Optimal Dioptric Value of Near Addition Lenses for Slowing Myopic Progression

Signature Grand, Davie, Florida, USA

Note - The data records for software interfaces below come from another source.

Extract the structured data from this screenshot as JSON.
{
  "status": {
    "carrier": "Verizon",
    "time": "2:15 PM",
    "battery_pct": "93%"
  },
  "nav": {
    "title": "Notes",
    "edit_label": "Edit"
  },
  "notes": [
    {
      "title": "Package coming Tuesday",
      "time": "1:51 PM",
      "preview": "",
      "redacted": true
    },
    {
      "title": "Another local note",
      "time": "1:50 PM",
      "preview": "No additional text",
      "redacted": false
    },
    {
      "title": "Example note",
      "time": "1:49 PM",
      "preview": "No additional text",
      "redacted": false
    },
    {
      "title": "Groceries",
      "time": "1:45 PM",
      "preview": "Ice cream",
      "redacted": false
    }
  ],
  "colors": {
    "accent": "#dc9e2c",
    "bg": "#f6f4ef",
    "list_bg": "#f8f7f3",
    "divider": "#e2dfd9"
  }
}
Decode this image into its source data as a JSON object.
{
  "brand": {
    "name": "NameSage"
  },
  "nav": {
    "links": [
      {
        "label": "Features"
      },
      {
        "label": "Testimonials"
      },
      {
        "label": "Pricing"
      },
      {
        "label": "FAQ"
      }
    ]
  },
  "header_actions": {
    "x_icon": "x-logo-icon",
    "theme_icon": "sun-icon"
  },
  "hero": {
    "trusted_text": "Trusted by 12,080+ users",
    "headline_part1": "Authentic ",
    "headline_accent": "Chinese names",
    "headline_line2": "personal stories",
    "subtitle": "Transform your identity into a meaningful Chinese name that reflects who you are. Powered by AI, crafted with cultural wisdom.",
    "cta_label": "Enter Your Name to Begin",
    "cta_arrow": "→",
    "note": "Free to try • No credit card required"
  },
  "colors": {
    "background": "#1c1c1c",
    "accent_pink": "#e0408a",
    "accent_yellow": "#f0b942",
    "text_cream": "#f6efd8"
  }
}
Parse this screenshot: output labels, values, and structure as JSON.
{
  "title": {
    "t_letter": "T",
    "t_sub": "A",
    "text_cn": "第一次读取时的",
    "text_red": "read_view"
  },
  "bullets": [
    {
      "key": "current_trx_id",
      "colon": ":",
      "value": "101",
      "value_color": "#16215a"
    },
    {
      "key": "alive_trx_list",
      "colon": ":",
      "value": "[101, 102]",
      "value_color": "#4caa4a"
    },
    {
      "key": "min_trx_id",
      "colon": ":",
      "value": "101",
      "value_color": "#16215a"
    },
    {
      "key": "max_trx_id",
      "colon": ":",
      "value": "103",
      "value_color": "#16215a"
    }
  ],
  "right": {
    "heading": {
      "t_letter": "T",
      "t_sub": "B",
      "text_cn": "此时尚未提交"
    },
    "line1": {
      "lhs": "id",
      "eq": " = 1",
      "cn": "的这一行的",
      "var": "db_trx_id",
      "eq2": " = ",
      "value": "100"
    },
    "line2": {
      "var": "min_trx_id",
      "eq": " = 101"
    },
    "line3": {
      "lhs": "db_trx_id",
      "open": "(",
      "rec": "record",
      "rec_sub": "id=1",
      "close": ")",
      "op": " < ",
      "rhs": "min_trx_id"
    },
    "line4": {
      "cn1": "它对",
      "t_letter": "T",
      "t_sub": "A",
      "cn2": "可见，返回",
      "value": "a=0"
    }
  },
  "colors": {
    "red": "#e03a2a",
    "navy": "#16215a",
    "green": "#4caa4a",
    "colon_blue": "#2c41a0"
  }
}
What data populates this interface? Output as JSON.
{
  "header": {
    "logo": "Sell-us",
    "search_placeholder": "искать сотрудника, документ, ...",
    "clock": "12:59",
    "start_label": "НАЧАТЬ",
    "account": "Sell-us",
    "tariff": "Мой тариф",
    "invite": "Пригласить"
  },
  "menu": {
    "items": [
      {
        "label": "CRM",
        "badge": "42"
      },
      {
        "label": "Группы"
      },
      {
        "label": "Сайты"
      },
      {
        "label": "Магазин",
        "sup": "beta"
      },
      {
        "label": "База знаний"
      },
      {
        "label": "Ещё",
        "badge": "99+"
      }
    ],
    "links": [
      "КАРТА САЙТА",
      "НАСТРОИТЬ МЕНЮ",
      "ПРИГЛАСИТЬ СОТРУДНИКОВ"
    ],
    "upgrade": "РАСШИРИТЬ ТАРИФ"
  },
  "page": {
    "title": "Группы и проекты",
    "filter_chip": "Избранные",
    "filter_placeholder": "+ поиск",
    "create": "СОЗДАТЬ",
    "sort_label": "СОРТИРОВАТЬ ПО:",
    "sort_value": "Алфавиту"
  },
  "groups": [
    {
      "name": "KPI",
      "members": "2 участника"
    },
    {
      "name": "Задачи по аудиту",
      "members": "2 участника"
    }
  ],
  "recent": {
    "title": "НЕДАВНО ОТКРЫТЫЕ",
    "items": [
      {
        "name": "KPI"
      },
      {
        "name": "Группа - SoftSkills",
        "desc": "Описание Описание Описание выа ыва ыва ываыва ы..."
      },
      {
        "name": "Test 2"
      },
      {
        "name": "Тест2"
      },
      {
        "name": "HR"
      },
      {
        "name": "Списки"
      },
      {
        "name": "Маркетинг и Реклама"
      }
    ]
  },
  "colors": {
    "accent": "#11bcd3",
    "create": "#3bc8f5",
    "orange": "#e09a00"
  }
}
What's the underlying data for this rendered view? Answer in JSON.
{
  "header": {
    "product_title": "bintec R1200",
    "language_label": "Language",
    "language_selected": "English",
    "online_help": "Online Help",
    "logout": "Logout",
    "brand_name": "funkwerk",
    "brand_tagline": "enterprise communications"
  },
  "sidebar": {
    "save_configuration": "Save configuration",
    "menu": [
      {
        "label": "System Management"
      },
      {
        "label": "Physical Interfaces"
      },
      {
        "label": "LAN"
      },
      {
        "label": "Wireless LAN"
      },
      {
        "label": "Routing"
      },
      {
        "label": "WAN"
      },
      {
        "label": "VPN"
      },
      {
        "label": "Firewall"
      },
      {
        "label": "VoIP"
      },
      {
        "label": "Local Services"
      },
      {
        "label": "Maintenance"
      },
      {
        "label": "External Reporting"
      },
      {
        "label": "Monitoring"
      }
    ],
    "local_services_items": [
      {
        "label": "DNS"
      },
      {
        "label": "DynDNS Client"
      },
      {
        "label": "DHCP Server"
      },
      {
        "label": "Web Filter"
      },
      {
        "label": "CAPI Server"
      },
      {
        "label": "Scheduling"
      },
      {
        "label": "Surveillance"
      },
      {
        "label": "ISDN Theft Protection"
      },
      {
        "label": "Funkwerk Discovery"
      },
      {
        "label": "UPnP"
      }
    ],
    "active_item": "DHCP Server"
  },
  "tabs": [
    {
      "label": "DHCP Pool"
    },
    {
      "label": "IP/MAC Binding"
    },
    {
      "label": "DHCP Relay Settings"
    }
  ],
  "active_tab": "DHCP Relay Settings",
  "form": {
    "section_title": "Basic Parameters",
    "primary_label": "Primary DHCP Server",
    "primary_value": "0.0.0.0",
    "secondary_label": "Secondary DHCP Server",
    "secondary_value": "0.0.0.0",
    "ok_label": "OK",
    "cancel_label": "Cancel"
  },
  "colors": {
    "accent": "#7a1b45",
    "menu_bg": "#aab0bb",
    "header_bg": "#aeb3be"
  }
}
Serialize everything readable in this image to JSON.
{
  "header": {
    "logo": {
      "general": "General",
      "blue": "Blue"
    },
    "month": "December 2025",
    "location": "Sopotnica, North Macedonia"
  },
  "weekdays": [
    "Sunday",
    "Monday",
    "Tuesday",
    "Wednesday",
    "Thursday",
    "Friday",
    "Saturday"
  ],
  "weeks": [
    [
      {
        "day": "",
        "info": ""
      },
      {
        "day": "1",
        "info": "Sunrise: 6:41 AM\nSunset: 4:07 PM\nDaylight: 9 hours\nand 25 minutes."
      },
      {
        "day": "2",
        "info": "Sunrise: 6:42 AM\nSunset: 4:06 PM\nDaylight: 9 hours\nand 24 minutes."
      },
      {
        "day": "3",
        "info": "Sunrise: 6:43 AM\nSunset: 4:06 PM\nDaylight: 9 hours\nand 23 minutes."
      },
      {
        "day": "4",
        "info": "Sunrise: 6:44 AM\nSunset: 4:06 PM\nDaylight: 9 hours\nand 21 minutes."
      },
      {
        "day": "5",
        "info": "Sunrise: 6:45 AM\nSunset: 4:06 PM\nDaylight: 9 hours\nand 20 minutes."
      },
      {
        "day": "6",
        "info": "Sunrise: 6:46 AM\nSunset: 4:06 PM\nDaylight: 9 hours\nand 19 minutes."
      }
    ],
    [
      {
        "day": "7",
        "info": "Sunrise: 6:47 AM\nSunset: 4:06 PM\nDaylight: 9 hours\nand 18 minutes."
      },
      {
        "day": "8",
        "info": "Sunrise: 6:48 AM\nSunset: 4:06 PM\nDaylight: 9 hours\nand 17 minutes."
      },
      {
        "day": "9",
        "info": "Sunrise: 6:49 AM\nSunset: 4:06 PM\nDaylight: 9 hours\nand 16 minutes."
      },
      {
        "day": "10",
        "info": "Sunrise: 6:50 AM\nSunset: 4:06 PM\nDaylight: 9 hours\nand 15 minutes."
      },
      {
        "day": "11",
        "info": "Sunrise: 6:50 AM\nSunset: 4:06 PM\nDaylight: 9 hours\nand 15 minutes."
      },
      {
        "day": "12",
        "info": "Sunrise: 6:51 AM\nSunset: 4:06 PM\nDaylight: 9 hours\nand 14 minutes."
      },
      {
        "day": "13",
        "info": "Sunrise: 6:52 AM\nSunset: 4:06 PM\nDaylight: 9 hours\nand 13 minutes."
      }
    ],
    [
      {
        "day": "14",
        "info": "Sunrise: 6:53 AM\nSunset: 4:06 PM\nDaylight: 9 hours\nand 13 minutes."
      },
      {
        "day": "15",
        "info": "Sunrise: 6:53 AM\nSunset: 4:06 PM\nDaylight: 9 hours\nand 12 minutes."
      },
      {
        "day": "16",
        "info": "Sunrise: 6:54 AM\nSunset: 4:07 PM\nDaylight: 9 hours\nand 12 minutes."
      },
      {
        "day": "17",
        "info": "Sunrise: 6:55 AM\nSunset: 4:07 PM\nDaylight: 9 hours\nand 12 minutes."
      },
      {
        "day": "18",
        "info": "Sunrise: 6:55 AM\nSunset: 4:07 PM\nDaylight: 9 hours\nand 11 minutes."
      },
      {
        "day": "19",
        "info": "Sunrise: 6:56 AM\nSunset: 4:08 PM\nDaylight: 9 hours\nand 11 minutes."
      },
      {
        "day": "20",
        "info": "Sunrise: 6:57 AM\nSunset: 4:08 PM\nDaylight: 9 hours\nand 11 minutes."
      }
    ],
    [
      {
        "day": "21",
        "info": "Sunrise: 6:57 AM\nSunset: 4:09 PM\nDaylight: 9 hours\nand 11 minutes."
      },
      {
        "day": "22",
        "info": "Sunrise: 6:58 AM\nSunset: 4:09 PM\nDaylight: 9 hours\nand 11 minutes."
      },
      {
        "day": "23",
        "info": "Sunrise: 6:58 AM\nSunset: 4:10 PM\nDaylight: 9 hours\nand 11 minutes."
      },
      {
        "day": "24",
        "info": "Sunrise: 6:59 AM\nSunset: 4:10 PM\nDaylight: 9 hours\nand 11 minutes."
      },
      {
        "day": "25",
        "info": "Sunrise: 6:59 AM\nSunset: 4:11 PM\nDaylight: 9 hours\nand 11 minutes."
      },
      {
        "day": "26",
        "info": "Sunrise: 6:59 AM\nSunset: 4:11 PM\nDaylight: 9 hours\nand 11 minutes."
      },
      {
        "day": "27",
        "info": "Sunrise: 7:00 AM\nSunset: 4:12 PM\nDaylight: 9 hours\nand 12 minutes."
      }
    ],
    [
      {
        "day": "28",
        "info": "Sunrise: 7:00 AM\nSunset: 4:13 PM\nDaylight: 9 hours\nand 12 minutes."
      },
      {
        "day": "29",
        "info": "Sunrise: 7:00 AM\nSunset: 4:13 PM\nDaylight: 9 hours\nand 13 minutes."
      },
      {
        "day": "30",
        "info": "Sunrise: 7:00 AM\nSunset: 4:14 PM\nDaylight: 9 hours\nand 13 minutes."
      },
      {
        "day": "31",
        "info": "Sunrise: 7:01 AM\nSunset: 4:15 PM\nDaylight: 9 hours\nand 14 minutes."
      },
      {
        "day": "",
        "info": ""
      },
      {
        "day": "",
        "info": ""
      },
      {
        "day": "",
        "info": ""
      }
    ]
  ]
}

Purpose. The purpose of this study was to determine the optimal power value of near addition lenses, which would create the least error in accommodative and vergence responses. Methods. We evaluated accommodative response, phoria, and fixation disparity when the subject viewed through various addition lenses at three working distances for 30 young adults (11 emmetropic, 17 myopic, and 2 hyperopic). Accommodative response was determined with a Canon R-1 infrared optometer under binocular viewing conditions, phoria was determined by the alternating cover test with prism neutralization, and fixation disparity was measured with a Sheedy disparometer. Results. For each working distance, the data of accommodative response, phoria, and fixation disparity averaged across the 30 subjects were plotted as the function of the power of the addition lenses, respectively. We fitted the data with regression curves to determine the optimal powers of near addition lenses. In addition, we found high correlations between the initial accommodative error and the optimal power of the near addition lenses and between the initial near phoria and the optimal power of the near addition lenses. Conclusions. The results suggest that when the effects of near addition lenses on the accommodative and vergence systems are both considered, the optimal dioptric power of the near addition lens is in a range between +0.20 D and +1.28 D for the three viewing distances. Using progressive lenses to delay the progression of myopia may have promising results if each subject’s prescription is customized based on establishing a balance between the accommodative and vergence systems. Formulas derived from this study provide a basis for such considerations. Grants. This study was supported by NSU HPD grant #335203 and NSU PFRDG grant #335441.